Footnotes

1.

This document is SL 318, one of a series of the Soil and Water Science Department, Florida Cooperative Extension Service, Institute of Food and Agricultural Sciences, University of Florida. Original publication date March 2010. Reviewed June 2012. Visit the EDIS website at http://edis.ifas.ufl.edu.

2.

Amy L. Shober, assistant professor, Department of Soil and Water Science, Center for Landscape Conservation and Ecology, Gulf Coast Research and Education Center (REC)--Balm; Geoffrey C. Denny, former faculty member, Department of Environmental Horticulture, Center for Landscape Conservation and Ecology, Gulf Coast REC--Balm; Florida Cooperative Extension Service, Institute of Food and Agricultural Sciences, University of Florida, Gainesville, FL 32611.


The Institute of Food and Agricultural Sciences (IFAS) is an Equal Opportunity Institution authorized to provide research, educational information and other services only to individuals and institutions that function with non-discrimination with respect to race, creed, color, religion, age, disability, sex, sexual orientation, marital status, national origin, political opinions or affiliations. For more information on obtaining other UF/IFAS Extension publications, contact your county's UF/IFAS Extension office.

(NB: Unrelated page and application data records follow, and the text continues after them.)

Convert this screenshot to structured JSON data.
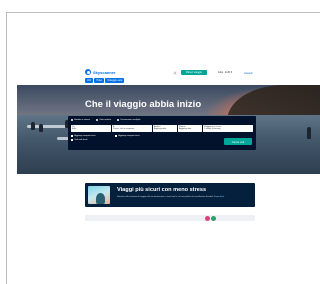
{
  "header": {
    "logo_text": "Skyscanner",
    "language": "it",
    "cta_label": "Ricevi viaggio",
    "currency": "Italia · EUR €",
    "login_label": "Accedi",
    "nav_tabs": [
      "Voli",
      "Hotel",
      "Noleggio auto"
    ]
  },
  "hero": {
    "title": "Che il viaggio abbia inizio"
  },
  "search": {
    "trip_types": [
      "Andata e ritorno",
      "Solo andata",
      "Destinazioni multiple"
    ],
    "selected_trip_type": "Andata e ritorno",
    "fields": [
      {
        "label": "Da",
        "value": "Italia"
      },
      {
        "label": "A",
        "value": "Paese, città o aeroporto"
      },
      {
        "label": "Andata",
        "value": "Aggiungi data"
      },
      {
        "label": "Ritorno",
        "value": "Aggiungi data"
      },
      {
        "label": "Viaggiatori e classe",
        "value": "1 adulto, Economy"
      }
    ],
    "options": [
      "Aggiungi aeroporti vicini",
      "Solo voli diretti"
    ],
    "option_right": "Aggiungi aeroporti vicini",
    "button_label": "Cerca voli"
  },
  "promo": {
    "title": "Viaggi più sicuri con meno stress",
    "text": "Informati sulle restrizioni di viaggio nella tua destinazione e trova hotel e voli con politiche di cancellazione flessibili.",
    "link": "Scopri di più"
  },
  "colors": {
    "brand_blue": "#0770e3",
    "accent_teal": "#00a698",
    "panel_dark": "#02122c"
  }
}
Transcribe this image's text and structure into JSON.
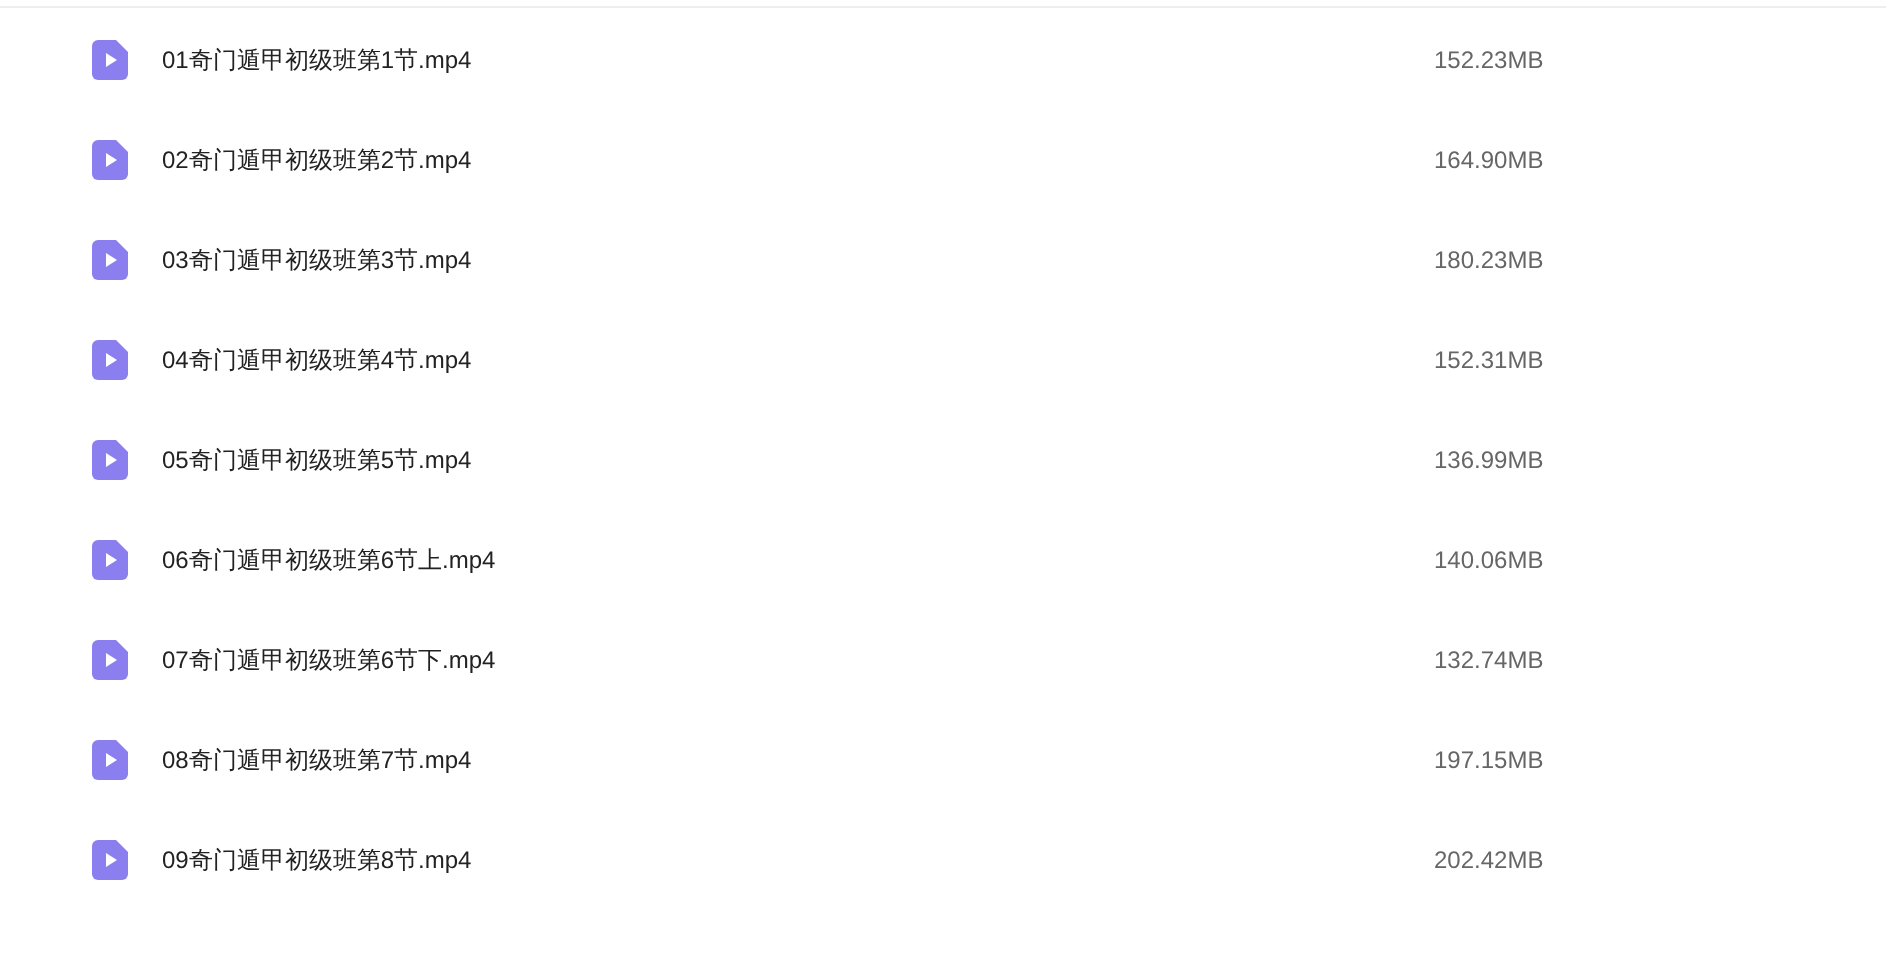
{
  "files": [
    {
      "name": "01奇门遁甲初级班第1节.mp4",
      "size": "152.23MB"
    },
    {
      "name": "02奇门遁甲初级班第2节.mp4",
      "size": "164.90MB"
    },
    {
      "name": "03奇门遁甲初级班第3节.mp4",
      "size": "180.23MB"
    },
    {
      "name": "04奇门遁甲初级班第4节.mp4",
      "size": "152.31MB"
    },
    {
      "name": "05奇门遁甲初级班第5节.mp4",
      "size": "136.99MB"
    },
    {
      "name": "06奇门遁甲初级班第6节上.mp4",
      "size": "140.06MB"
    },
    {
      "name": "07奇门遁甲初级班第6节下.mp4",
      "size": "132.74MB"
    },
    {
      "name": "08奇门遁甲初级班第7节.mp4",
      "size": "197.15MB"
    },
    {
      "name": "09奇门遁甲初级班第8节.mp4",
      "size": "202.42MB"
    }
  ]
}
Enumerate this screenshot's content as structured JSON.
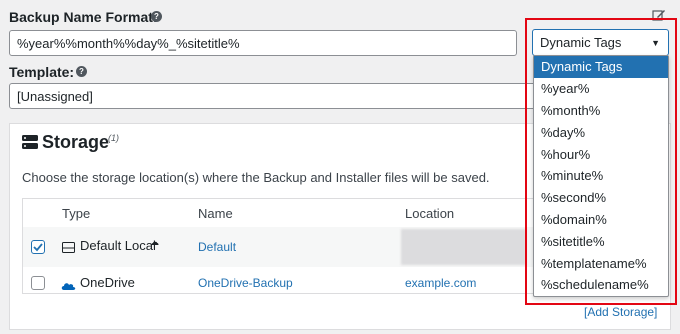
{
  "backup_name": {
    "label": "Backup Name Format:",
    "value": "%year%%month%%day%_%sitetitle%",
    "select_value": "Dynamic Tags"
  },
  "template": {
    "label": "Template:",
    "value": "[Unassigned]"
  },
  "storage": {
    "title": "Storage",
    "superscript": "(1)",
    "description": "Choose the storage location(s) where the Backup and Installer files will be saved.",
    "columns": [
      "Type",
      "Name",
      "Location"
    ],
    "rows": [
      {
        "type": "Default Local",
        "name": "Default",
        "location": "",
        "checked": true
      },
      {
        "type": "OneDrive",
        "name": "OneDrive-Backup",
        "location": "example.com",
        "checked": false
      }
    ],
    "add_link": "[Add Storage]"
  },
  "dropdown": {
    "options": [
      "Dynamic Tags",
      "%year%",
      "%month%",
      "%day%",
      "%hour%",
      "%minute%",
      "%second%",
      "%domain%",
      "%sitetitle%",
      "%templatename%",
      "%schedulename%"
    ],
    "selected_index": 0
  },
  "colors": {
    "accent": "#2271b1",
    "highlight": "#e30613",
    "onedrive": "#0364b8"
  }
}
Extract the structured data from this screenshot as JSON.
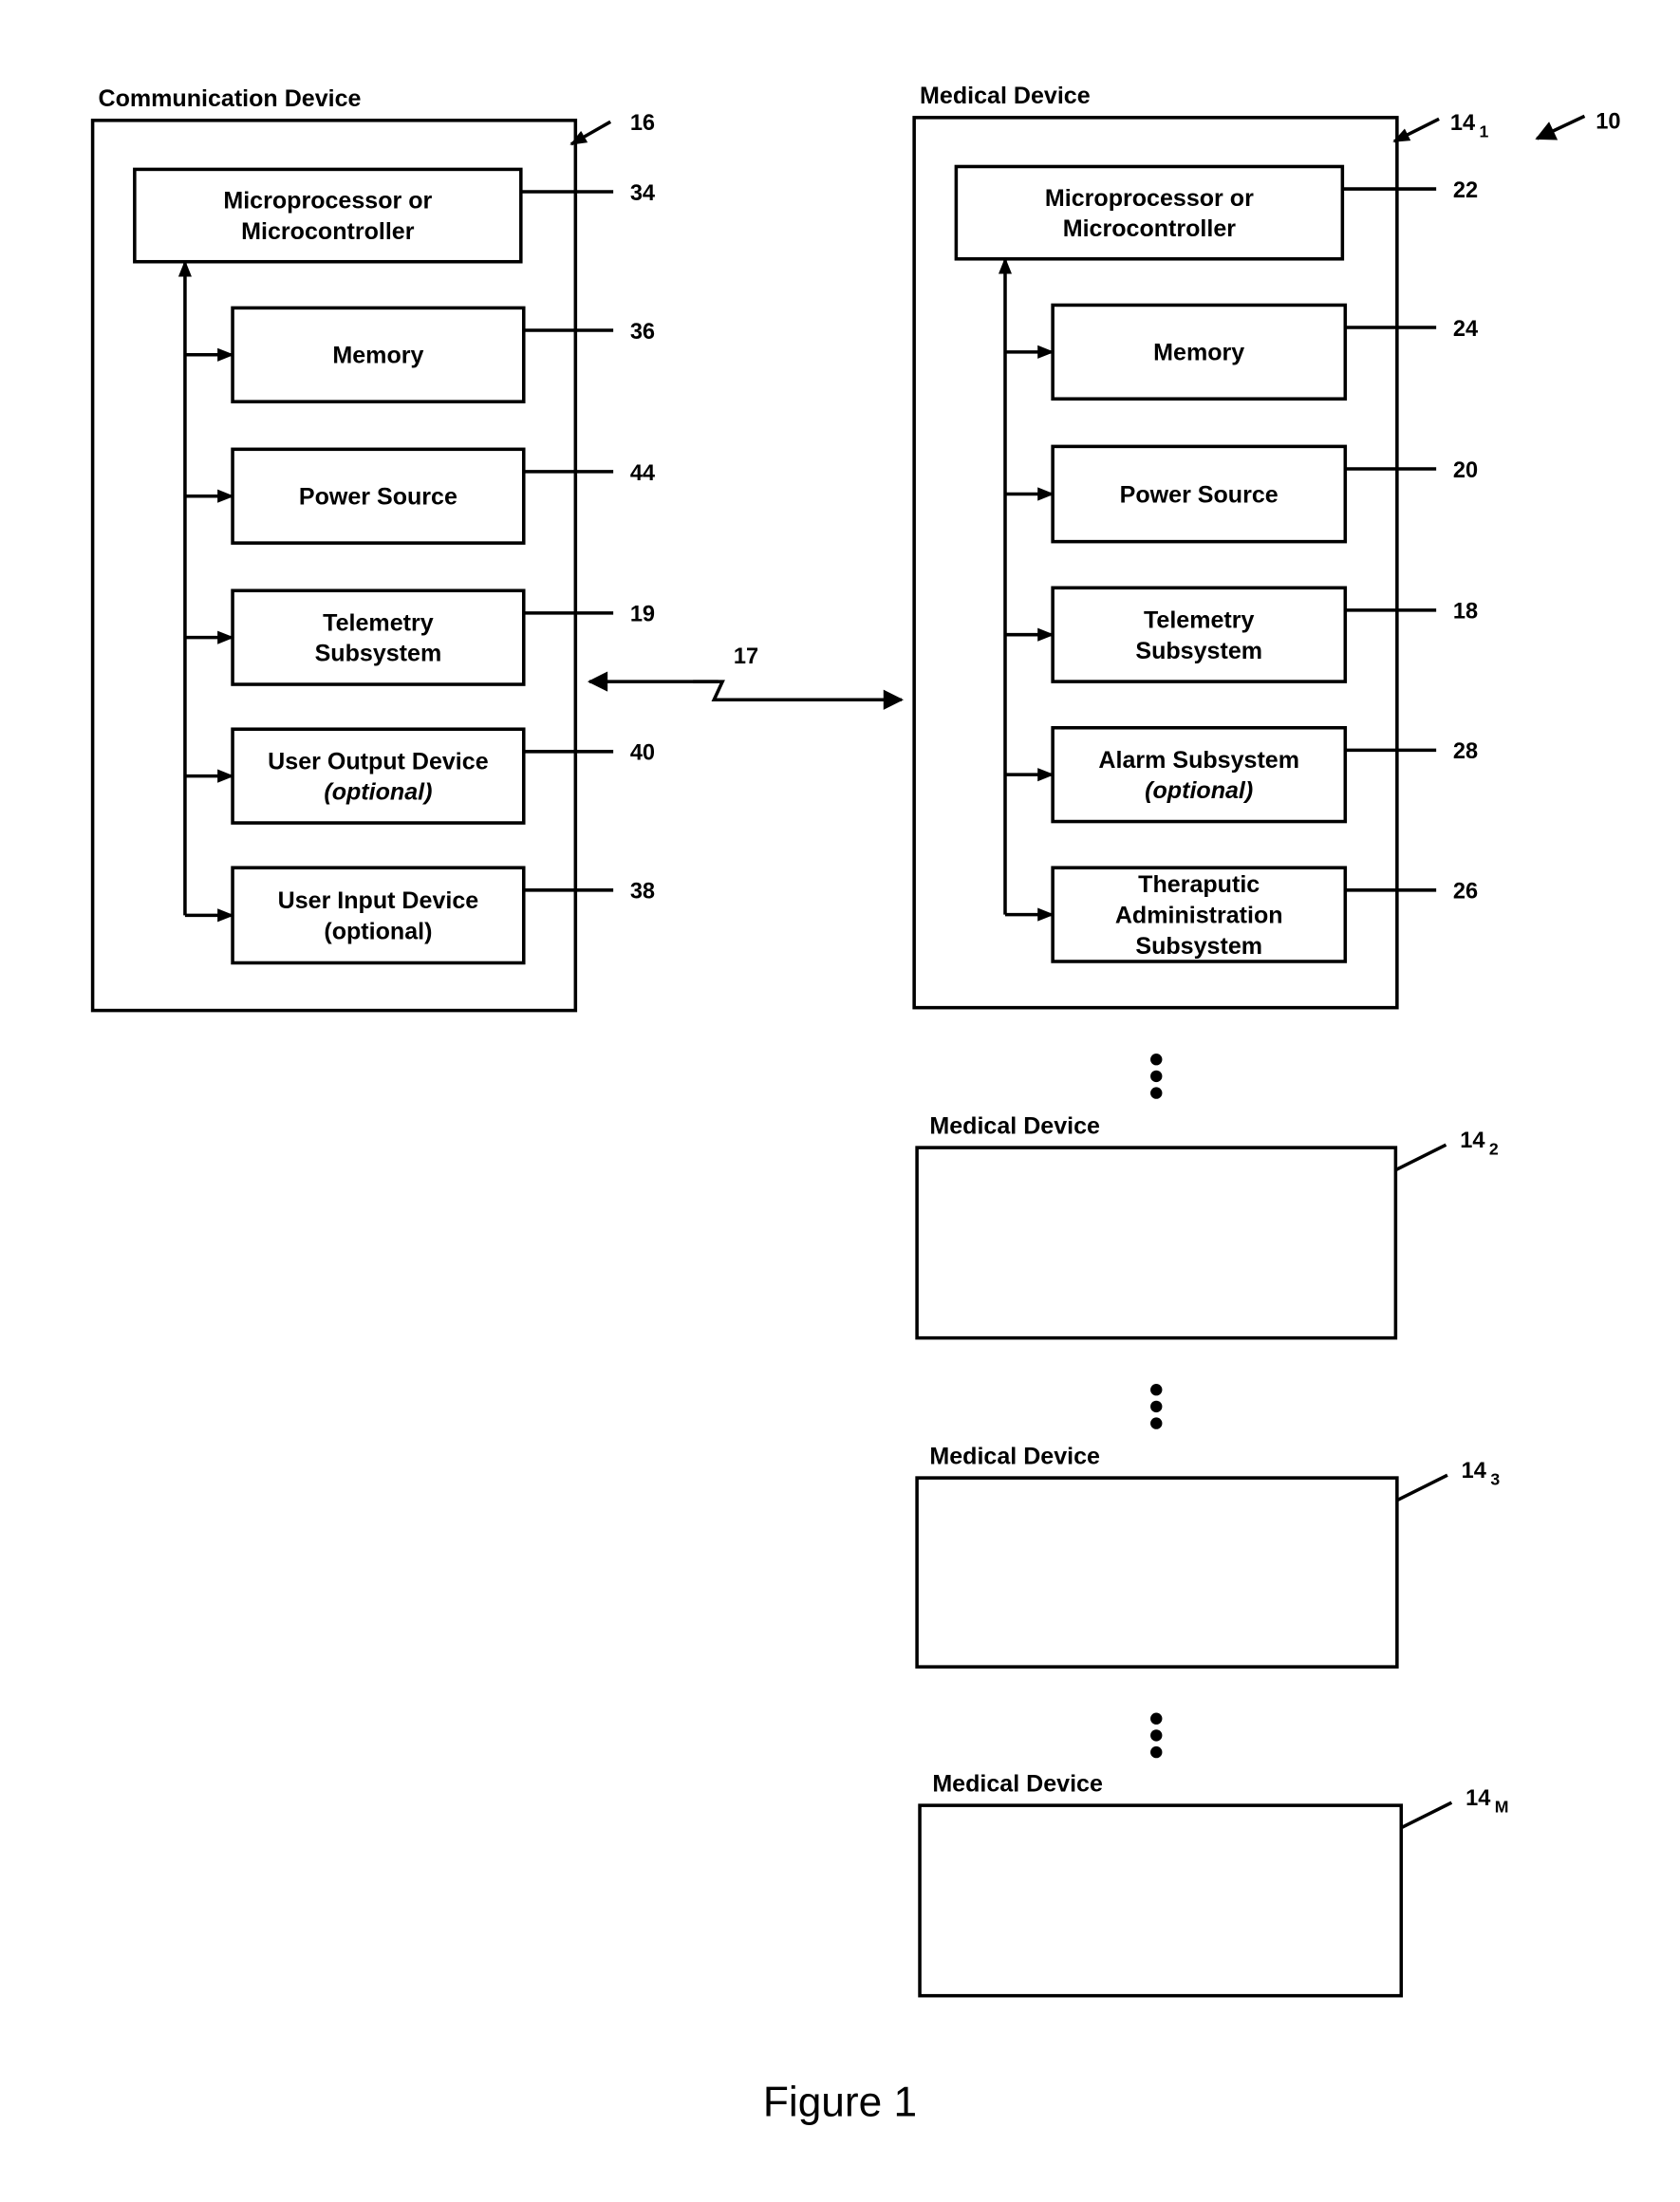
{
  "figure_caption": "Figure 1",
  "system_ref": "10",
  "link": {
    "ref": "17",
    "type": "bidirectional wireless"
  },
  "communication_device": {
    "title": "Communication Device",
    "ref": "16",
    "blocks": [
      {
        "lines": [
          "Microprocessor or",
          "Microcontroller"
        ],
        "ref": "34"
      },
      {
        "lines": [
          "Memory"
        ],
        "ref": "36"
      },
      {
        "lines": [
          "Power Source"
        ],
        "ref": "44"
      },
      {
        "lines": [
          "Telemetry",
          "Subsystem"
        ],
        "ref": "19"
      },
      {
        "lines": [
          "User Output Device",
          "(optional)"
        ],
        "ref": "40",
        "italic_line": 1
      },
      {
        "lines": [
          "User Input Device",
          "(optional)"
        ],
        "ref": "38"
      }
    ]
  },
  "medical_device_1": {
    "title": "Medical Device",
    "ref": "14",
    "ref_sub": "1",
    "blocks": [
      {
        "lines": [
          "Microprocessor or",
          "Microcontroller"
        ],
        "ref": "22"
      },
      {
        "lines": [
          "Memory"
        ],
        "ref": "24"
      },
      {
        "lines": [
          "Power Source"
        ],
        "ref": "20"
      },
      {
        "lines": [
          "Telemetry",
          "Subsystem"
        ],
        "ref": "18"
      },
      {
        "lines": [
          "Alarm Subsystem",
          "(optional)"
        ],
        "ref": "28",
        "italic_line": 1
      },
      {
        "lines": [
          "Theraputic",
          "Administration",
          "Subsystem"
        ],
        "ref": "26"
      }
    ]
  },
  "other_medical_devices": [
    {
      "title": "Medical Device",
      "ref": "14",
      "ref_sub": "2"
    },
    {
      "title": "Medical Device",
      "ref": "14",
      "ref_sub": "3"
    },
    {
      "title": "Medical Device",
      "ref": "14",
      "ref_sub": "M"
    }
  ],
  "ellipsis_icon": "vertical-ellipsis"
}
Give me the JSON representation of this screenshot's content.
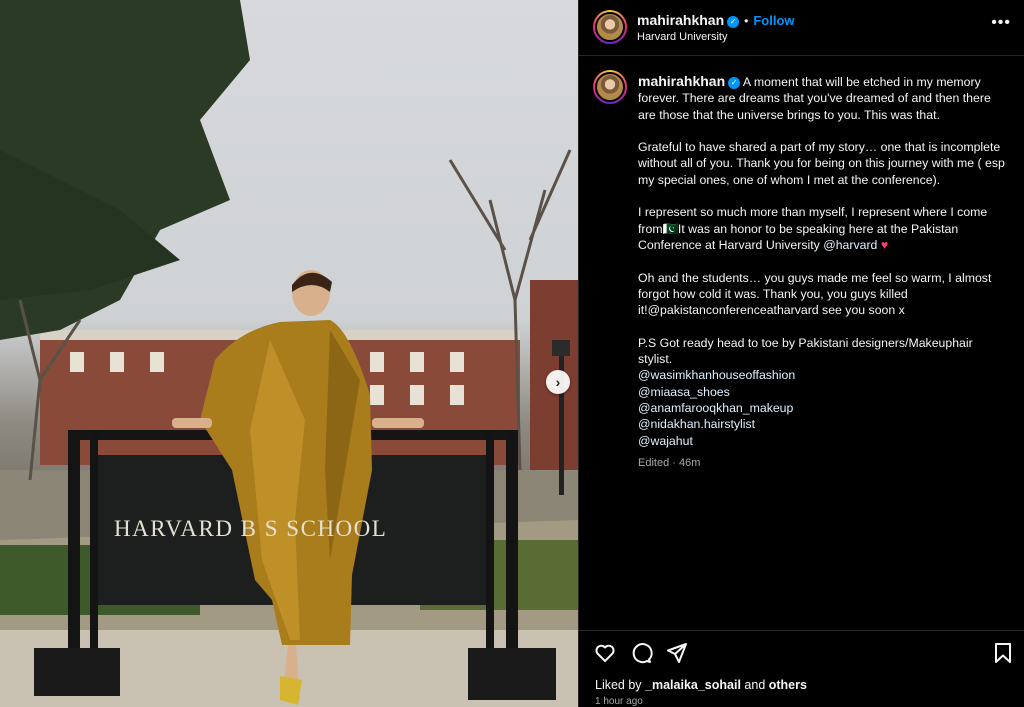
{
  "post": {
    "username": "mahirahkhan",
    "verified_mark": "✓",
    "follow_label": "Follow",
    "location": "Harvard University",
    "more_label": "•••",
    "sign_text": "HARVARD B      S SCHOOL",
    "next_label": "›"
  },
  "caption": {
    "username": "mahirahkhan",
    "p1": "A moment that will be etched in my memory forever. There are dreams that you've dreamed of and then there are those that the universe brings to you. This was that.",
    "p2": "Grateful to have shared a part of my story… one that is incomplete without all of you. Thank you for being on this journey with me ( esp my special ones, one of whom I met at the conference).",
    "p3_text": "I represent so much more than myself, I represent where I come from🇵🇰It was an honor to be speaking here at the Pakistan Conference at Harvard University",
    "p3_mention": "@harvard",
    "p3_heart": "♥",
    "p4": "Oh and the students… you guys made me feel so warm, I almost forgot how cold it was. Thank you, you guys killed it!@pakistanconferenceatharvard see you soon x",
    "p5": "P.S Got ready head to toe by Pakistani designers/Makeuphair stylist.",
    "links": [
      "@wasimkhanhouseoffashion",
      "@miaasa_shoes",
      "@anamfarooqkhan_makeup",
      "@nidakhan.hairstylist",
      "@wajahut"
    ],
    "edited": "Edited · 46m"
  },
  "footer": {
    "liked_prefix": "Liked by ",
    "liked_user": "_malaika_sohail",
    "liked_and": " and ",
    "liked_others": "others",
    "time": "1 hour ago"
  },
  "icons": [
    "heart-icon",
    "comment-icon",
    "share-icon",
    "bookmark-icon",
    "chevron-right-icon",
    "more-icon",
    "verified-icon"
  ],
  "colors": {
    "accent": "#0095f6",
    "background": "#000000",
    "heart": "#ff3b84"
  }
}
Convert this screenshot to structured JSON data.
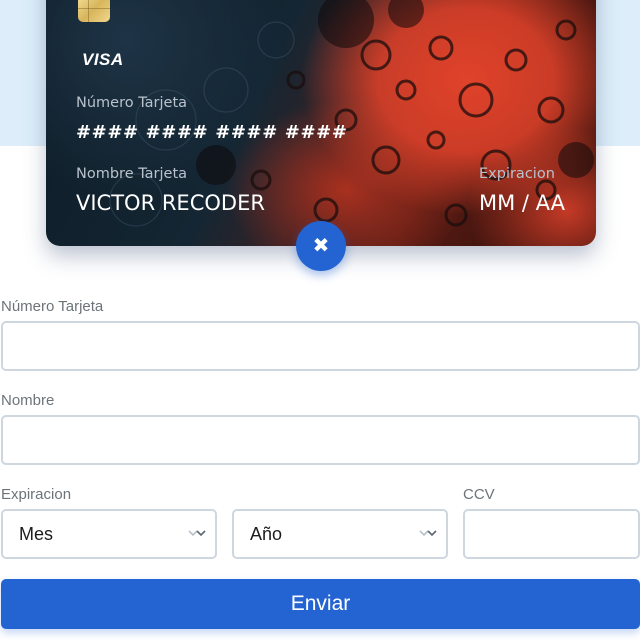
{
  "card": {
    "brand": "VISA",
    "number_label": "Número Tarjeta",
    "number_value": "#### #### #### ####",
    "name_label": "Nombre Tarjeta",
    "name_value": "VICTOR RECODER",
    "expiry_label": "Expiracion",
    "expiry_value": "MM / AA"
  },
  "form": {
    "number_label": "Número Tarjeta",
    "number_value": "",
    "name_label": "Nombre",
    "name_value": "",
    "expiry_label": "Expiracion",
    "month_selected": "Mes",
    "year_selected": "Año",
    "ccv_label": "CCV",
    "ccv_value": "",
    "submit_label": "Enviar"
  },
  "colors": {
    "accent": "#2364d2",
    "top_background": "#ddeefa",
    "input_border": "#ced6e0"
  },
  "icons": {
    "close": "close-icon",
    "chevron": "chevron-down-icon",
    "chip": "card-chip-icon"
  }
}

U.S. Department of Agriculture, UF/IFAS Extension Service, University of Florida, IFAS, Florida A & M University Cooperative Extension Program, and Boards of County Commissioners Cooperating. Nick T. Place, dean for UF/IFAS Extension.